In mid-September, Tencent opened a Singapore office that will serve as its regional hub, reflecting the Chinese tech giant's growing focus on Southeast Asia. Tencent aims to build a digital services ecosystem in the Asean countries that replicates the success it has achieved at home. Digital banking forms one cornerstone of that strategy, although less overtly than in the case of Tencent's rival Alibaba. Rather than applying for its own digital bank license in Singapore, like Ant Group, Tencent is instead relying on strategic stakes it has taken in internet companies, such as Singapore's own Sea.
Neobanks like to talk about disruption, but in Hong Kong, they're actually putting their money where their mouth is. Five of the eight virtual banks approved to operate in the former British colony have gone live: ZA Bank, Airstar, WeLab, Fusion Bank and Livi Bank. While none of them has a game-changing value proposition yet, their low fees, digital agility and high deposit rates (at least during a promotional period) are bound to attract customer interest. Their digital acumen is taking on new importance during the pandemic, which recently flared up in Hong Kong.

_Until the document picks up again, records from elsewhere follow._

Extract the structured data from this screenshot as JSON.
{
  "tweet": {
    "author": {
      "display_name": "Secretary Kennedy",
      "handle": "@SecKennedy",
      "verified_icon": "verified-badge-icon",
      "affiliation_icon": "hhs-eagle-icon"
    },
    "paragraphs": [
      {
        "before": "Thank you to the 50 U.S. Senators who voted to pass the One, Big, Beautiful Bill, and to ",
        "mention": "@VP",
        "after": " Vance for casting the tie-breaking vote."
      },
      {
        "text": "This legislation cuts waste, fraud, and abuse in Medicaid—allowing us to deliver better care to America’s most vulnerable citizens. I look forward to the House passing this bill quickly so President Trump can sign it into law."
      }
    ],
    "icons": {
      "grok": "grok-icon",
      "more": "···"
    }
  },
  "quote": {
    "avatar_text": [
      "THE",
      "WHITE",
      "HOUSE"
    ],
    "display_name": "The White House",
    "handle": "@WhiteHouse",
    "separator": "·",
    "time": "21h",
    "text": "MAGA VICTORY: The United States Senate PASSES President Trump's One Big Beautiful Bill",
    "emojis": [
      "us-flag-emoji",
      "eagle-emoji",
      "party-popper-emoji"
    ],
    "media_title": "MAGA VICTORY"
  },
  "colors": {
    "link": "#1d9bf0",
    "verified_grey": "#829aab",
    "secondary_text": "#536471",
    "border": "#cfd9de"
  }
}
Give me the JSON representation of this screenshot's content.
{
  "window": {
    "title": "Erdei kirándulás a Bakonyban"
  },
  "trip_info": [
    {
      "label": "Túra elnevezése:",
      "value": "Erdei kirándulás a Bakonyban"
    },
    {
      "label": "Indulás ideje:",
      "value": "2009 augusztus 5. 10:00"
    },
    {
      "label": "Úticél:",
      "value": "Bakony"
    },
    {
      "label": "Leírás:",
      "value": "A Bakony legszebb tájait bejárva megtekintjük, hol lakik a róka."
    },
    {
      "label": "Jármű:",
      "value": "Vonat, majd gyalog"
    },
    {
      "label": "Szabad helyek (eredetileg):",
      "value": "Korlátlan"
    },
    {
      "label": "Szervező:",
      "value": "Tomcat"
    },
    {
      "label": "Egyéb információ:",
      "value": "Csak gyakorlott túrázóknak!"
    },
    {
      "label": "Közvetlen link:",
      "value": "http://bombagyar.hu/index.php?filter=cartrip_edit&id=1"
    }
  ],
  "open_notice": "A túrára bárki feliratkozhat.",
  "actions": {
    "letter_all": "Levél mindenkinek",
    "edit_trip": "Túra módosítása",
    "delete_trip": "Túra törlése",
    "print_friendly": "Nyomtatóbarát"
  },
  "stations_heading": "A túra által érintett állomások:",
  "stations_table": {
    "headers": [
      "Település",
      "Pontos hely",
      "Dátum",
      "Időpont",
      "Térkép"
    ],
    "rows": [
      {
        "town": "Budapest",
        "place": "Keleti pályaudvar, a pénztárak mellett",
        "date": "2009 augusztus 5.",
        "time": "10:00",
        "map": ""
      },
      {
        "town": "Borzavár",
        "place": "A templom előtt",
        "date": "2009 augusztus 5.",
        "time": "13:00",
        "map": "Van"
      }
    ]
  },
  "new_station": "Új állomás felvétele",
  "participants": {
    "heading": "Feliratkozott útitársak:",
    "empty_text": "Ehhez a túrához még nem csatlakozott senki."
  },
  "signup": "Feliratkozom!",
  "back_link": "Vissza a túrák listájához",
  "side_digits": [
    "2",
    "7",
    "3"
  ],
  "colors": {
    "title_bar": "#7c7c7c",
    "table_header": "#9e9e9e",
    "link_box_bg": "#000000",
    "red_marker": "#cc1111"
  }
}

Mobile payments have reached an inflection point in Taiwan, by one estimate surpassing credit cards in popularity for the first time. In a population of about 23 million, nearly 10 million are mobile payments users, according to new data compiled by Taiwan's government. A recent survey of consumer attitudes towards electronic payments by the semi-governmental Market Intelligence & Consulting Institute (MIC) found that 35% of respondents preferred mobile payments, compared to 33% for credit cards. Line Pay was the top digital wallet, followed by homegrown Jkopay and Apple Pay.
Grab isn't just Southeast Asia's most valuable startup: It's also the most ambitious. Grab aims to give digital banking pride of place in an ecosystem heretofore reliant on ride hailing and food delivery. The user base is there to make the digibanking gambit work, Grab says, pointing to its millions of passengers, drivers and food-delivery customers.
Jkopay has been one of Taiwan' top e-wallets for several years now on the back of its strength with small merchants. Many erstwhile cash-only mom-and-pop shops now accept Jkopay as well. Given Jkopay's payments success, the company naturally wants to expand into other online banking segments. Kevin Hu, Jkopay's founder and chief executive officer, recently said that he hoped to build a more complete digital financial services ecosystem that would include deposit-taking, lending and investment services. Hu likened his vision to a "version of Ant Group for Taiwan."
China's ByteDance is quietly deepening a push into fintech in Asia as the future of its U.S. operations hangs in the balance. ByteDance's popular short-form mobile video platform TikTok has become a major front in the U.S.-China technology war. Now more than ever, ByteDance needs to monetize its services. Fintech could be a way forward for the company, whose US$100 billion valuation makes it the world's most valuable startup in private markets.
Ant Group has become one of the two most dominant forces in China's online finance market. Ant started with payments and from there expanded into micro lending, wealth management, insurance and much more. But there's only so far Ant can go in its home market, where pressure has been building from regulators and disgruntled incumbents, prompting the fintech giant to rebrand itself as a technology company. With a massive IPO imminent, Ant is looking for greener pastures overseas where it can put the cash raised from the deal to good use. Fintech friendly and financial inclusion focused, Southeast Asia fits the bill.